Arlingtonians Divided Over Renaming Washington-Lee
The name of the county's largest high school means different things to different people.
On Aug. 12, 2017, a white nationalist rally in Charlottesville—organized after the town announced plans to remove a statue of Robert E. Lee from a public park—led to violent clashes that turned deadly. Five days later, then-Arlington County School Board Chair Barbara Kanninen asked for a moment of silence during a regularly scheduled board meeting.
She then made a statement: “It is simply clear to us…that now is the time. It’s time to talk about the names of our schools, and what they mean, and why they matter. It is time to talk about the values these names reflect and the messages we are sending to our children.”
Soon after, the school board announced its intention to implement a “fully transparent” process of “extensive community research, investigation and collaboration” in reviewing, reevaluating and selecting names for county schools. And so began the complicated, bumpy road to renaming Arlington’s largest public high school, Washington-Lee.
Fourteen months have since passed, and the school named after George Washington and (more controversially) Robert E. Lee is on the verge of getting a new moniker. What that will be and how much longer it will take is still up in the air. But what is clear is that the name of the nearly century-old school on North Stafford Street means a lot of different things to different people.
Ed Hummer, a member of W-L’s Class of 1963, has warm feelings about his alma mater and opposes the name change. “[My high school] experience has been unbelievably important in making possible so many things…in my life,” says the former high school basketball star, who later tried out for the Boston Celtics. “I am very grateful—and proud to be a W-L alumnus.”
Dean Fleming, Class of 1975 and vice president of the W-L alumni association, shares similarly positive sentiments. “Your high school years [are] some of your greatest years of your life,” he says. “The ones with the best memories.”
Others, however, are conflicted about a name they perceive as an homage to Lee and all that it represents. “It’s complicated,” says Malcolm Douglass, who graduated in June. “Part of it symbolizes…the good experiences I had at Washington-Lee. But the school’s name, unfortunately, is troubling.”

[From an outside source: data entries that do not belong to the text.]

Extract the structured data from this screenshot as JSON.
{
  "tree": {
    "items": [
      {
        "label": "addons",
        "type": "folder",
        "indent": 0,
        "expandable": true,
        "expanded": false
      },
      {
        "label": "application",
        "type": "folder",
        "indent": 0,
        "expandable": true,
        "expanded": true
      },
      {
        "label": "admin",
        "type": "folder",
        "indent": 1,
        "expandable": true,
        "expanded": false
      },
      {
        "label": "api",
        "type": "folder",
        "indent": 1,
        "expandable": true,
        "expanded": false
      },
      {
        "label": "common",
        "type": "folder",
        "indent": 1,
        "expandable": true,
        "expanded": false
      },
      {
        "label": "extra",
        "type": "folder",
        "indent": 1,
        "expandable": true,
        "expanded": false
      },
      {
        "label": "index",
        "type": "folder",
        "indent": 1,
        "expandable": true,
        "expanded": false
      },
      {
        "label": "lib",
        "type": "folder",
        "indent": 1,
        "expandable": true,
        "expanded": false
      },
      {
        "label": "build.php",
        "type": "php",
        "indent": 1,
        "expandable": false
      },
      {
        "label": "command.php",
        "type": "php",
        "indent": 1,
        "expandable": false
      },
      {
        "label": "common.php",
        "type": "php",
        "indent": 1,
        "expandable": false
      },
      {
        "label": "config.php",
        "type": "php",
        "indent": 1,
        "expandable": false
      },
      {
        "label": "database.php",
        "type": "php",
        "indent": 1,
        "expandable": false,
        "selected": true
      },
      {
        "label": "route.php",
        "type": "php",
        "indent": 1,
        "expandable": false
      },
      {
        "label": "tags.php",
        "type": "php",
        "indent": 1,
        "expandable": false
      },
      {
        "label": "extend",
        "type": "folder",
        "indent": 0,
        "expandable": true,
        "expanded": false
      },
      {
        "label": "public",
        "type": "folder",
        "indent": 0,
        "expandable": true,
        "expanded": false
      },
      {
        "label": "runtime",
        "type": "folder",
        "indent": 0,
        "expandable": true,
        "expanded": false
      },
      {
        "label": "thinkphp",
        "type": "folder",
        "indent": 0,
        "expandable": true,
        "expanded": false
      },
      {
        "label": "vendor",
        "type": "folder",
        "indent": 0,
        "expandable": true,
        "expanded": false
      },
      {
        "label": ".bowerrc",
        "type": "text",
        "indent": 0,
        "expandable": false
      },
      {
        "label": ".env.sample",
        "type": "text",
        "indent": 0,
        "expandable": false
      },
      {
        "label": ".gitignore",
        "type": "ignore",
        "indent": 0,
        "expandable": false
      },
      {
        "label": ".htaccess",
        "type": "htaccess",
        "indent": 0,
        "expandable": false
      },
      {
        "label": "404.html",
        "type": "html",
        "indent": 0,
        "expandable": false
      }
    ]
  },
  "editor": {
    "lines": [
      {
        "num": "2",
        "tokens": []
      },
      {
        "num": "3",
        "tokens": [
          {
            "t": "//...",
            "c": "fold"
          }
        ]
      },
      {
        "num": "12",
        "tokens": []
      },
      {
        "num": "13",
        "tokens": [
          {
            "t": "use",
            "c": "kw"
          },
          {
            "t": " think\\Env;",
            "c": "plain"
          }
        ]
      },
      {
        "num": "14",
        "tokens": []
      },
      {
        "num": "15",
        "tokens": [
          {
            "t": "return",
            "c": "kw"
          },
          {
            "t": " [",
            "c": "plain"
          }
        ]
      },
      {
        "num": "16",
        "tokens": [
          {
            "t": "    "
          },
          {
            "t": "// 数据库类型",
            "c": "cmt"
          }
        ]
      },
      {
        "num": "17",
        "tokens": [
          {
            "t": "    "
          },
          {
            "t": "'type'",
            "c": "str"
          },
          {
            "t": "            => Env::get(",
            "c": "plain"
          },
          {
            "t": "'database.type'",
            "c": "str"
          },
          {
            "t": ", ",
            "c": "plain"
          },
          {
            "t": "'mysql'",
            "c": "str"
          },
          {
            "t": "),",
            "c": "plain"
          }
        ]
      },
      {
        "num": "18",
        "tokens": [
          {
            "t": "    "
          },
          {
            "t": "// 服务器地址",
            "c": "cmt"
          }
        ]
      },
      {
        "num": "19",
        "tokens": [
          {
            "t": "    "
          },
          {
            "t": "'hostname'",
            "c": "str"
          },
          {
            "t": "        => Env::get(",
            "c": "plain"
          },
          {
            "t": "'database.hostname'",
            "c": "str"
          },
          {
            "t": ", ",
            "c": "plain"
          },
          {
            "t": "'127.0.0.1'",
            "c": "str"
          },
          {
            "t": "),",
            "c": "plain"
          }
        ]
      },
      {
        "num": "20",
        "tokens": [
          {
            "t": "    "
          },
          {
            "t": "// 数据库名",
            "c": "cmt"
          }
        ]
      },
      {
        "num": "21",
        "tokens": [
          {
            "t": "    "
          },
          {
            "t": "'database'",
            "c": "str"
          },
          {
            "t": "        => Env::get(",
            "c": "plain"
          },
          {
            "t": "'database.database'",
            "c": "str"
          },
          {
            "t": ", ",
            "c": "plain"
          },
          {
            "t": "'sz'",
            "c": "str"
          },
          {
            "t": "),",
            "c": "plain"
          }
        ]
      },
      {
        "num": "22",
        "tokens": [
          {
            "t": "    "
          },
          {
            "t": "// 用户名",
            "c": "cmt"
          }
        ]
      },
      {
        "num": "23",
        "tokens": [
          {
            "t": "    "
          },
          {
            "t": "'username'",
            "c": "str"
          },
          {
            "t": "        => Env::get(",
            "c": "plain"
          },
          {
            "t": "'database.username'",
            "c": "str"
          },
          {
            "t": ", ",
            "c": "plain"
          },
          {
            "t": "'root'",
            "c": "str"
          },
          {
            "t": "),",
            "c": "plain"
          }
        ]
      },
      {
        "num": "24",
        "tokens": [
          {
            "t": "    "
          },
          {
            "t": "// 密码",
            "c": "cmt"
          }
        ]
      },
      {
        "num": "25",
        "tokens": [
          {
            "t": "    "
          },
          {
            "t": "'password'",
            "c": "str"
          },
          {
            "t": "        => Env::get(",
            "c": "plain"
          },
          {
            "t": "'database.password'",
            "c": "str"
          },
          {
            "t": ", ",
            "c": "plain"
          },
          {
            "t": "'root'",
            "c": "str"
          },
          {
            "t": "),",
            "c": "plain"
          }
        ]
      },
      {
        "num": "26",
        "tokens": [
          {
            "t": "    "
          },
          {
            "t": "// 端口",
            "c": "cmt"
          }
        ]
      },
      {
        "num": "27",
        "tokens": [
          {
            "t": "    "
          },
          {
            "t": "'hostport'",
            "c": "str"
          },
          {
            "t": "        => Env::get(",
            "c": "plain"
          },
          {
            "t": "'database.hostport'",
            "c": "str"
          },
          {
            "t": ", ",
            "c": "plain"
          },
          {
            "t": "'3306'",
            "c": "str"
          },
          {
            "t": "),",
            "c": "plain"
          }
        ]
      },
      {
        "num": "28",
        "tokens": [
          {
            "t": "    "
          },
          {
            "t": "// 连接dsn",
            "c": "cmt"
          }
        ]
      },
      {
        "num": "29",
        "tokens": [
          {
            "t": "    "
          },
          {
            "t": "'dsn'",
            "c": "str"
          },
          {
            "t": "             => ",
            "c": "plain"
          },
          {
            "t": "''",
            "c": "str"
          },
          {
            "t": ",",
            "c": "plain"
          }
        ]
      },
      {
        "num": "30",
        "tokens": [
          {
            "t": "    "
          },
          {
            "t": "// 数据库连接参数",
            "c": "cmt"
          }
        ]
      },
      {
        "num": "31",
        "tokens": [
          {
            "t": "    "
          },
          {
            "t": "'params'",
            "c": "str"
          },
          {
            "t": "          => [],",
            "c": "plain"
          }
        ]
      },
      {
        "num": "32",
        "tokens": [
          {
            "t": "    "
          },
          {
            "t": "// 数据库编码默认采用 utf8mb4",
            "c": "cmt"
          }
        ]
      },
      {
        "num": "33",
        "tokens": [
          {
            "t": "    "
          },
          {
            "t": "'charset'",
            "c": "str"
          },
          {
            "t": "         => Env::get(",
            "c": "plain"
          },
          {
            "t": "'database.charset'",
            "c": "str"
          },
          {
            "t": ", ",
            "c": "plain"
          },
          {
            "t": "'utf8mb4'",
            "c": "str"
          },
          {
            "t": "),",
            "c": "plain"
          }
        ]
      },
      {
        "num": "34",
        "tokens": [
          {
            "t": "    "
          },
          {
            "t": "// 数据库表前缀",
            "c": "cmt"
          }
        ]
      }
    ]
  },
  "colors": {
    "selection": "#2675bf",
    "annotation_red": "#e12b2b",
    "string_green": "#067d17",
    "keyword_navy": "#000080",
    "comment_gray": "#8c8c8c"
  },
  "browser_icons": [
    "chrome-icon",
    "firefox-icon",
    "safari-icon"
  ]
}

W-L senior Rebecca Soforenko, a senator on the Student Council Association and president of the school’s Gender and Sexuality Alliance, says some of her peers view the name as a personal affront. One classmate lamented that staff and students seem ambivalent about the school’s ubiquitous “Lee” references, and that maybe Arlington isn’t as accepting as everyone claims it to be. “Some are more angry than others,” Soforenko observes. “Some say it more passively.”
Ben Vernia, a former W-L parent (his sons went there), has always been bothered by the name. Three years ago, he launched an online petition to change it. “I was always struck by the [school’s] incredible diversity,” he says. “I always wondered [how African-American students] felt having to celebrate this guy who actively fought to keep their families in bondage.”